What impresses me most of all is how the Commission recognizes that an Open Internet requires a combination of these three points. For Europe to keep up in the global online race, it needs to sprint ahead powered by an openness recipe encompassing a neutral network, users rights, and open standards.
It strikes your correspondent that the key words here are “to keep up in the global online race”– a race that has an economic edge to be sure, but that is also about the pursuit of an ever-more-inclusive and involving participatory society.
Even if, as Vint suggest, net neutrality is necessary, it is not sufficient. The infrastructure, however open, must be robust. In an article on the shifting of global internet traffic away from the U.S., the New York Times recently noted:
Internet technologists say that the global data network that was once a competitive advantage for the United States is now increasingly outside the control of American companies. They decided not to invest in lower-cost optical fiber lines, which have rapidly become a commodity business.
That lack of investment mirrors a pattern that has taken place elsewhere in the high-technology industry, from semiconductors to personal computers.
The Times goes on to say:
The risk, Internet technologists say, is that upstarts like China and India are making larger investments in next-generation Internet technology that is likely to be crucial in determining the future of the network, with investment, innovation and profits going first to overseas companies.
Now that’s not, in itself, a bad thing (and certainly not an unfair thing– to the investor, the gain). The concern is less that infrastructure is improving elsewhere than that it isn’t (at least at the same rate) here.
And with a national debt that is setting new records by the day– and its future implications for investments both public (e.g., see this) and, given the likely tax implications, private– it’s not getting easier to see how that infrastructure is going to improve on the pace that our economy– and our democracy– require.
Which suggests to your correspondent that those of us in the U.S. might usefully keep two things in mind as we navigate the sure-to-be-difficult next many months: On the margin, act/manage/vote for openness; and on the margin act/manage/vote for infrastructure. It won’t make the short term much worse– and it will help insure that we have a healthy long-term.

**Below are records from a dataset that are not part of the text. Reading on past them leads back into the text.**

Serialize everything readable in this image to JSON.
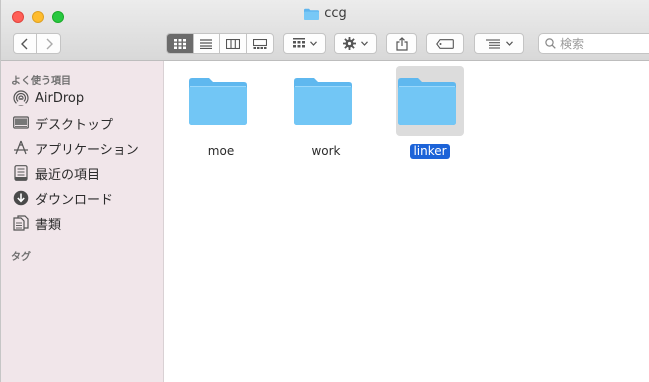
{
  "window": {
    "title": "ccg"
  },
  "toolbar": {
    "search_placeholder": "検索"
  },
  "sidebar": {
    "favorites_heading": "よく使う項目",
    "items": [
      {
        "label": "AirDrop",
        "icon": "airdrop-icon"
      },
      {
        "label": "デスクトップ",
        "icon": "desktop-icon"
      },
      {
        "label": "アプリケーション",
        "icon": "applications-icon"
      },
      {
        "label": "最近の項目",
        "icon": "recents-icon"
      },
      {
        "label": "ダウンロード",
        "icon": "downloads-icon"
      },
      {
        "label": "書類",
        "icon": "documents-icon"
      }
    ],
    "tags_heading": "タグ"
  },
  "content": {
    "items": [
      {
        "name": "moe",
        "selected": false
      },
      {
        "name": "work",
        "selected": false
      },
      {
        "name": "linker",
        "selected": true
      }
    ]
  },
  "colors": {
    "folder_blue": "#66c3f6",
    "selection_blue": "#1c63d8",
    "sidebar_bg": "#f1e6ea"
  }
}
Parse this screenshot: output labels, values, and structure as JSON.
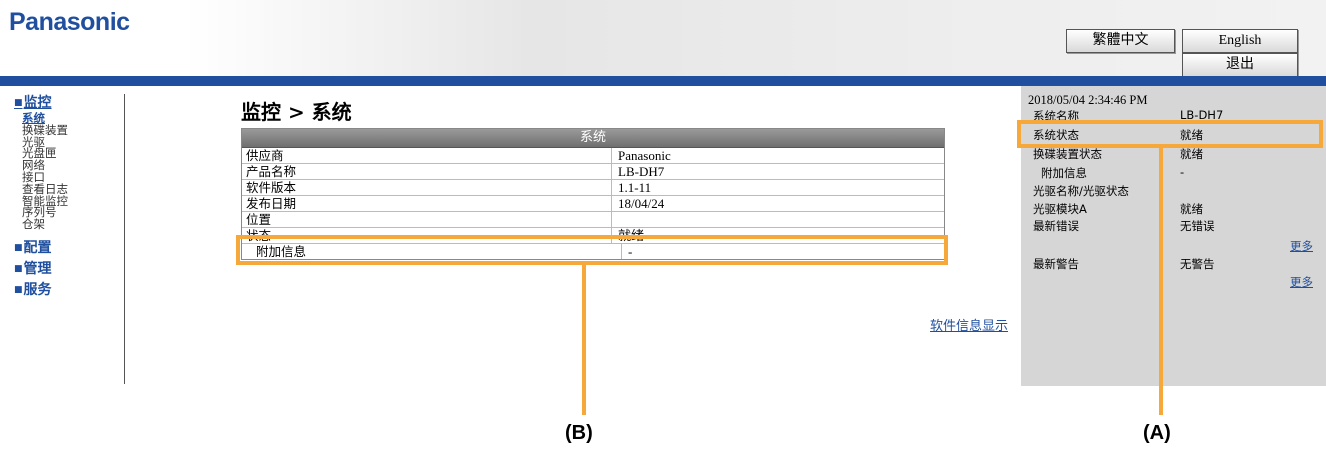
{
  "header": {
    "brand": "Panasonic",
    "lang_traditional_chinese": "繁體中文",
    "lang_english": "English",
    "logout": "退出"
  },
  "nav": {
    "monitor_label": "监控",
    "monitor_items": [
      "系统",
      "换碟装置",
      "光驱",
      "光盘匣",
      "网络",
      "接口",
      "查看日志",
      "智能监控",
      "序列号",
      "仓架"
    ],
    "config_label": "配置",
    "manage_label": "管理",
    "service_label": "服务"
  },
  "main": {
    "title": "监控 > 系统",
    "table_header": "系统",
    "rows": [
      {
        "label": "供应商",
        "value": "Panasonic"
      },
      {
        "label": "产品名称",
        "value": "LB-DH7"
      },
      {
        "label": "软件版本",
        "value": "1.1-11"
      },
      {
        "label": "发布日期",
        "value": "18/04/24"
      },
      {
        "label": "位置",
        "value": ""
      },
      {
        "label": "状态",
        "value": "就绪"
      },
      {
        "label": "附加信息",
        "value": "-"
      }
    ],
    "software_info_link": "软件信息显示"
  },
  "status_panel": {
    "datetime": "2018/05/04    2:34:46 PM",
    "system_name_label": "系统名称",
    "system_name_value": "LB-DH7",
    "system_status_label": "系统状态",
    "system_status_value": "就绪",
    "changer_status_label": "换碟装置状态",
    "changer_status_value": "就绪",
    "additional_info_label": "附加信息",
    "additional_info_value": "-",
    "drive_name_status_label": "光驱名称/光驱状态",
    "drive_module_label": "光驱模块A",
    "drive_module_value": "就绪",
    "latest_error_label": "最新错误",
    "latest_error_value": "无错误",
    "more_errors": "更多",
    "latest_warning_label": "最新警告",
    "latest_warning_value": "无警告",
    "more_warnings": "更多"
  },
  "callouts": {
    "a_label": "(A)",
    "b_label": "(B)"
  },
  "colors": {
    "brand_blue": "#1f4f9e",
    "highlight": "#f7a83a",
    "panel_gray": "#d6d6d6"
  }
}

*One notes that Tim Berners-Lee, “father of the web” (and thus, Vint’s “son”? “nephew”?) shares Vint’s commitment to net neutrality. In the spirit of full disclosure, so does your correspondent… who has the pleasure of Vint’s and Tim’s acquaintance, but is otherwise unrelated.